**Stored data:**
________

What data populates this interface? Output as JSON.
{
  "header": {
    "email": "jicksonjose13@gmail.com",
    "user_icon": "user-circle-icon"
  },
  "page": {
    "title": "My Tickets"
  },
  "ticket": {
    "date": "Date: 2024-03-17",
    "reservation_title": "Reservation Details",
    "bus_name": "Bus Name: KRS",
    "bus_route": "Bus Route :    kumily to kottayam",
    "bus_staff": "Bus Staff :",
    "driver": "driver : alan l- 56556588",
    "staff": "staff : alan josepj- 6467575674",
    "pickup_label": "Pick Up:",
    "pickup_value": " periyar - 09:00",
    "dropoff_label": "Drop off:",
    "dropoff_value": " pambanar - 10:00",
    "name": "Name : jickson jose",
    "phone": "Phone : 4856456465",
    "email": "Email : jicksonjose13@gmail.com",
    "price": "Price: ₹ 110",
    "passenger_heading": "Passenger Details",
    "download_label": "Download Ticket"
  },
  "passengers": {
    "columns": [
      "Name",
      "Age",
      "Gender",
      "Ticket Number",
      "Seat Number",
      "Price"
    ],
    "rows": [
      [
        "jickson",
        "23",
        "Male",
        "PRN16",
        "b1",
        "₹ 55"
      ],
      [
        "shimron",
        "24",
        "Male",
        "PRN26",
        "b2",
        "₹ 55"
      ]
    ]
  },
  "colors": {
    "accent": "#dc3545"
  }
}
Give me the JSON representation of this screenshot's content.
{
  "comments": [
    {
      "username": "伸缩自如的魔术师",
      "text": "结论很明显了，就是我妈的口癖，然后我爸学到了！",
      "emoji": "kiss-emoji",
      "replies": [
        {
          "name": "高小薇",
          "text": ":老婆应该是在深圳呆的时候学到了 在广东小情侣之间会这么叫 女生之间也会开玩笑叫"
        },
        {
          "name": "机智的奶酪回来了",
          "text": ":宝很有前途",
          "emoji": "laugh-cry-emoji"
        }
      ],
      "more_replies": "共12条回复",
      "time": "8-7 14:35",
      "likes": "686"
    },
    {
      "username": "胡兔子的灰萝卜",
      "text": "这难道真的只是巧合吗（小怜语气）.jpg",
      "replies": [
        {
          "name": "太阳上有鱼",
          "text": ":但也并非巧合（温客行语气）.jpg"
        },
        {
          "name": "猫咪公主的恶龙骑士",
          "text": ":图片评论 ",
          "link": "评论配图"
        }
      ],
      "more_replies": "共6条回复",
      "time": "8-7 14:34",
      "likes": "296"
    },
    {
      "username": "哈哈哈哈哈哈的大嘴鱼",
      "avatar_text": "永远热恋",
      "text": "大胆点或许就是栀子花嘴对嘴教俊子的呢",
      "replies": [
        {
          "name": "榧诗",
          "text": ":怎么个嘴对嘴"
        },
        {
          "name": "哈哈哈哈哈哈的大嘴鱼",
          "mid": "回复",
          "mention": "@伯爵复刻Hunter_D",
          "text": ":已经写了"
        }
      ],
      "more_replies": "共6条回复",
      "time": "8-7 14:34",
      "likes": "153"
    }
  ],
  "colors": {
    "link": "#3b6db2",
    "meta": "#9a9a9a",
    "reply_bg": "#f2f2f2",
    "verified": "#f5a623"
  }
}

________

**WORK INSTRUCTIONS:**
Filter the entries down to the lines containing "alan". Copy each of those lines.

**REPLY:**
    "driver": "driver : alan l- 56556588",
    "staff": "staff : alan josepj- 6467575674",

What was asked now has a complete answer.